» **Aim of the exercise**:
Work out how many lines of the entries have the word "selected" in them. Respond with that number only.

*** Extracted records ***

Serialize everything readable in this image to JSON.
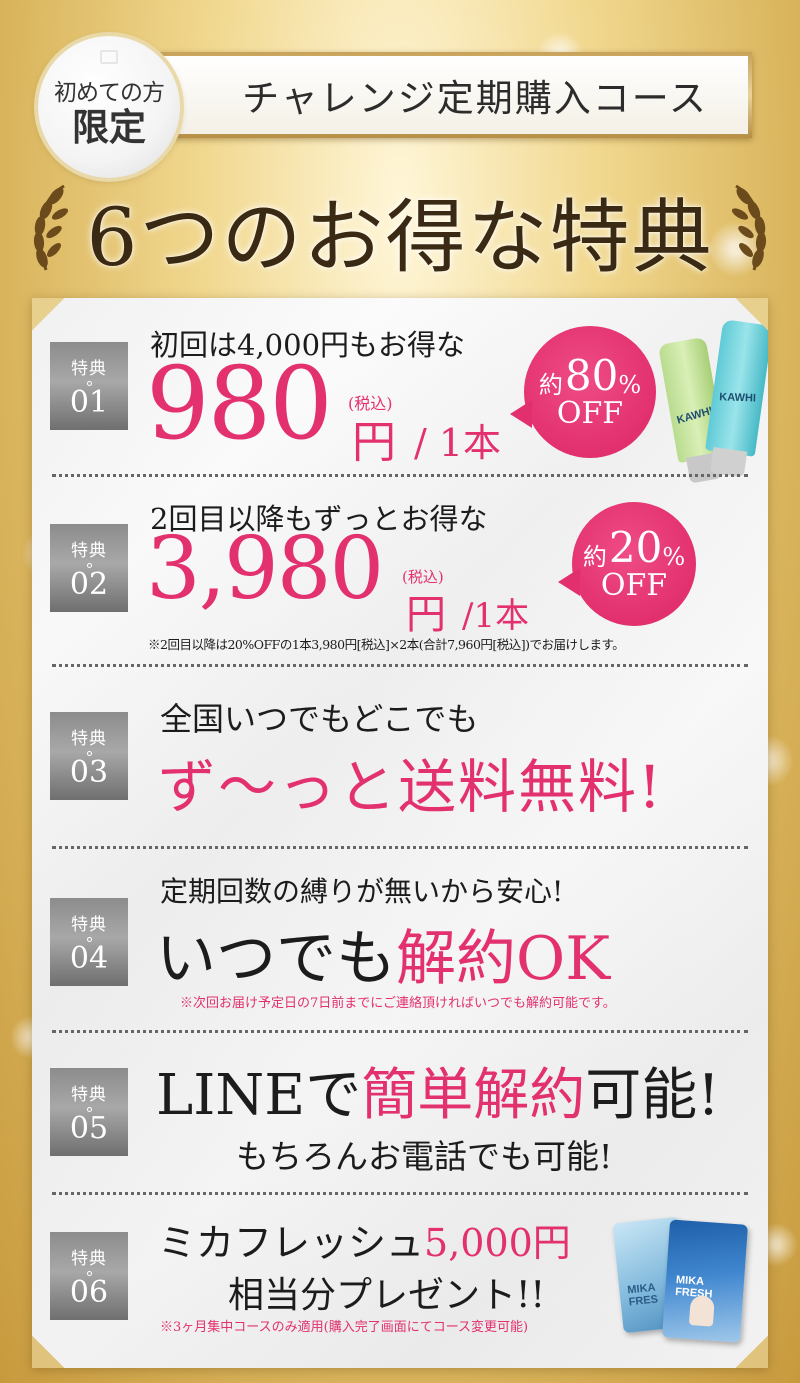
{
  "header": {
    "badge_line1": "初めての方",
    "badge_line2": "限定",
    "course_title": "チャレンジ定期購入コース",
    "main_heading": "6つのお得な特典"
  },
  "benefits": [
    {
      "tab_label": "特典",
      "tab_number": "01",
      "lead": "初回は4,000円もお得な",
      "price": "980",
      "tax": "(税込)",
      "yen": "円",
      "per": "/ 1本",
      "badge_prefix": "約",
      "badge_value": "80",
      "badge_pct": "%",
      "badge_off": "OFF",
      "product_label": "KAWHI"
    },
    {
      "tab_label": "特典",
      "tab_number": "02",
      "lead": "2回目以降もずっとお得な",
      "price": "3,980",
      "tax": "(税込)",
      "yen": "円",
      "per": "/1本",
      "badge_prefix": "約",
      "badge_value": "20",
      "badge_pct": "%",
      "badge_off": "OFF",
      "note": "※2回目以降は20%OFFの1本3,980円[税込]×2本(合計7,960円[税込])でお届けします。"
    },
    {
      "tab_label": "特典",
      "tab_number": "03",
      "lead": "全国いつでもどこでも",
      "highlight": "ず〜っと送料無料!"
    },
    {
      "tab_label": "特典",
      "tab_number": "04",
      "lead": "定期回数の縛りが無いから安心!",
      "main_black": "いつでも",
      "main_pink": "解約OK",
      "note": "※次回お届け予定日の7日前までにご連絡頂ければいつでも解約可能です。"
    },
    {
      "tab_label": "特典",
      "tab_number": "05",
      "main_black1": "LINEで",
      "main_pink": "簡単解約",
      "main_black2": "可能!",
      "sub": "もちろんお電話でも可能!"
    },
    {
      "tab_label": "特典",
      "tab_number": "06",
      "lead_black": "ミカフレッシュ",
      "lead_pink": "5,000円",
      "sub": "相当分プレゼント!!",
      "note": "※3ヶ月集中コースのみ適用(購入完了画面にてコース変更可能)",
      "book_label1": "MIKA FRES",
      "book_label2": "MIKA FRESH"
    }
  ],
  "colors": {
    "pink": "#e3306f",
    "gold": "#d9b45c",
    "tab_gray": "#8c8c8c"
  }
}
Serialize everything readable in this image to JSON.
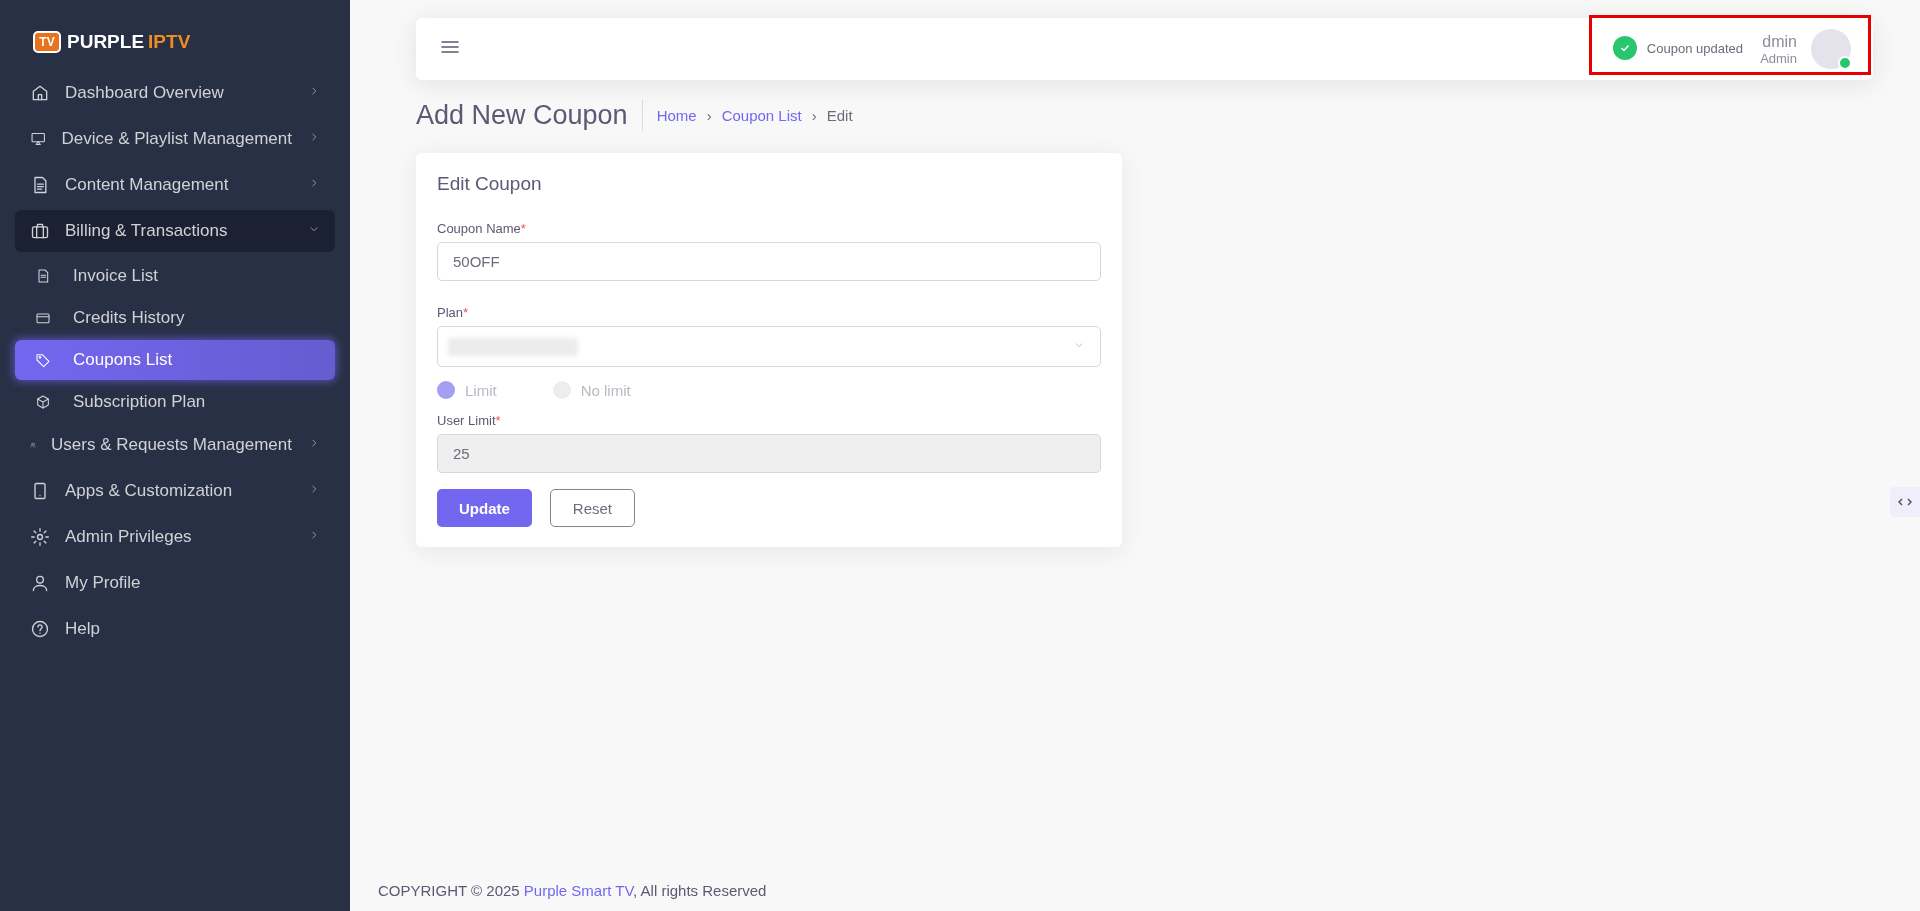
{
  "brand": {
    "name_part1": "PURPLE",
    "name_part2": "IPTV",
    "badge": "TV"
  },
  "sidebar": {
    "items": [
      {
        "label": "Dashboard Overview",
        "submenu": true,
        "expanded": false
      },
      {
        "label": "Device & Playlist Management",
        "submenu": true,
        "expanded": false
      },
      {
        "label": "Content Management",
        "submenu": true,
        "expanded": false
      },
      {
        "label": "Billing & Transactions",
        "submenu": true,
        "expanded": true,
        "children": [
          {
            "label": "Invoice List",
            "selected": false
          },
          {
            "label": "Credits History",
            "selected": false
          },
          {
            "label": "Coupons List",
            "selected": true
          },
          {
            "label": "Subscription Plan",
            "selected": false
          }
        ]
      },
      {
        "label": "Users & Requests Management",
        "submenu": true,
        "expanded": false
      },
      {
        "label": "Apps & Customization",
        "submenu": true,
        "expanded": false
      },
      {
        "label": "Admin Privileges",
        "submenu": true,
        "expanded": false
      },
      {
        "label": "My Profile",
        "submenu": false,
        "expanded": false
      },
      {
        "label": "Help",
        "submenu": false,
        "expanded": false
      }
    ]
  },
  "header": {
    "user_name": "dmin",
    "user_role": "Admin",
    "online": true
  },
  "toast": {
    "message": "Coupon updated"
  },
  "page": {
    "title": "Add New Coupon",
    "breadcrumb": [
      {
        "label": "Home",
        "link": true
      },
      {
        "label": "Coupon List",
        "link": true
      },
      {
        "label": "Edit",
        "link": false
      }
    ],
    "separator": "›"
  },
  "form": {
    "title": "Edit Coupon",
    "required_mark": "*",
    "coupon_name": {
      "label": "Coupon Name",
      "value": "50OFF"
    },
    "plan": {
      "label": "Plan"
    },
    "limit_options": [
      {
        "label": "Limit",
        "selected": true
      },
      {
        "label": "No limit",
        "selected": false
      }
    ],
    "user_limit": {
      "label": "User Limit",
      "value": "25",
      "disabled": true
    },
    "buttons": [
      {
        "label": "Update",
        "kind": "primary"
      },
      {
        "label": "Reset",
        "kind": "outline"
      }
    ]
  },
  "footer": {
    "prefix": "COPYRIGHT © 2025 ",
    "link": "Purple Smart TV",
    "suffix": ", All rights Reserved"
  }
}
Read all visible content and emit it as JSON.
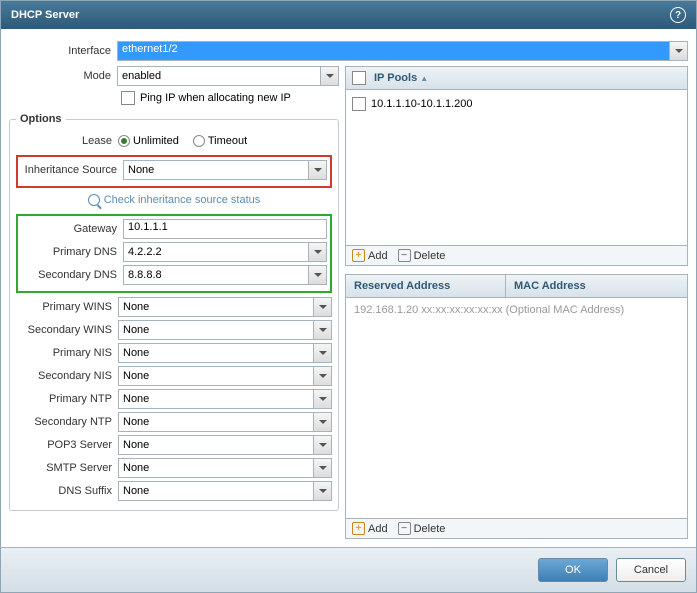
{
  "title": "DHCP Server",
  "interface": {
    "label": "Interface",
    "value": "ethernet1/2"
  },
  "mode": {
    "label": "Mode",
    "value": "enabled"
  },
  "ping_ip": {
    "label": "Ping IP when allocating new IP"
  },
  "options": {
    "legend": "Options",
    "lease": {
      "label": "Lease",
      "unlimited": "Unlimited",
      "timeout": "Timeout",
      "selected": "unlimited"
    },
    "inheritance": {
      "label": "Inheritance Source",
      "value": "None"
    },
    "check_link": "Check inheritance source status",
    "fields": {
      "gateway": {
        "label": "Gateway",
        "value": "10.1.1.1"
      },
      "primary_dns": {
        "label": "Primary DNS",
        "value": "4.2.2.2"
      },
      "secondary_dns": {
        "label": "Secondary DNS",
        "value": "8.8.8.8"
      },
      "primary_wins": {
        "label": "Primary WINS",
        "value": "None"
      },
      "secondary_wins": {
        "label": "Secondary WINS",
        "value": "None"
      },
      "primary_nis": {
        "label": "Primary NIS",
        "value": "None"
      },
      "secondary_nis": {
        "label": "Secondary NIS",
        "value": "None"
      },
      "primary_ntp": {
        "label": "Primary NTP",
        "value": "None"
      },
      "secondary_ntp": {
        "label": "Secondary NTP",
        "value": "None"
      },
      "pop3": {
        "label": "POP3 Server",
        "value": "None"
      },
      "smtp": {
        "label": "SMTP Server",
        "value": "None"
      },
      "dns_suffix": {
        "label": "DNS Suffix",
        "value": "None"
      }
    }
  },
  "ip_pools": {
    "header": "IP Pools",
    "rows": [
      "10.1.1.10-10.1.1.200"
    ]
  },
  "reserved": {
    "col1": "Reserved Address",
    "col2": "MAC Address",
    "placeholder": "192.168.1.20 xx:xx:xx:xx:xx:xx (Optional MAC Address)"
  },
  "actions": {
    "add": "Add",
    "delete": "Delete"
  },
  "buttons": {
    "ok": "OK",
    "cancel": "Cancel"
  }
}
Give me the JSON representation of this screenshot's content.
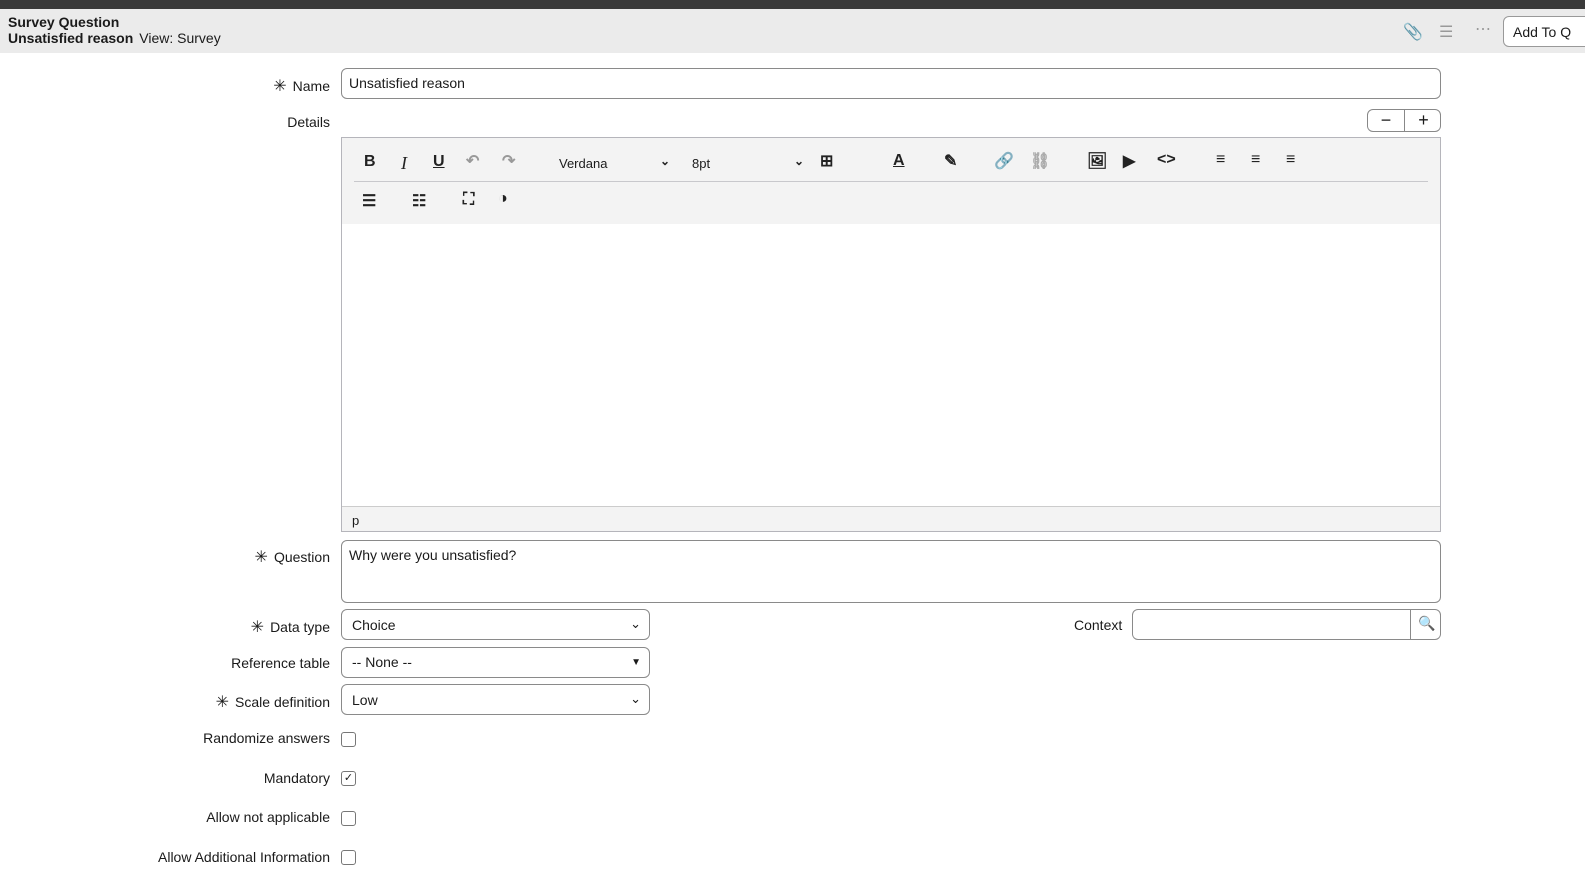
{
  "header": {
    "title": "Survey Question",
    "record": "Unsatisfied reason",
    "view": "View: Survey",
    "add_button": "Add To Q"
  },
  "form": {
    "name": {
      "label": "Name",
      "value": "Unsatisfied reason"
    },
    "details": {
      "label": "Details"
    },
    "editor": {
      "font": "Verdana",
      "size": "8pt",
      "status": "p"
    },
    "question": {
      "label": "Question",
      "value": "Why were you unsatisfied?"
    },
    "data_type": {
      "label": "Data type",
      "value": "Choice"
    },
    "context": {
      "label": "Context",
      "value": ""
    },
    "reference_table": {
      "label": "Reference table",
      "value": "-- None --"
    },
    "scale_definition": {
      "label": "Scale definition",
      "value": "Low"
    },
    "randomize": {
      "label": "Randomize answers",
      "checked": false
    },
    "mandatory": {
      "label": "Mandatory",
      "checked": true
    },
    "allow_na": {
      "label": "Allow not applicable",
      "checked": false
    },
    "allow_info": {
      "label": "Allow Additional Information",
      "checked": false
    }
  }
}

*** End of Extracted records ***

» **Written response**:
7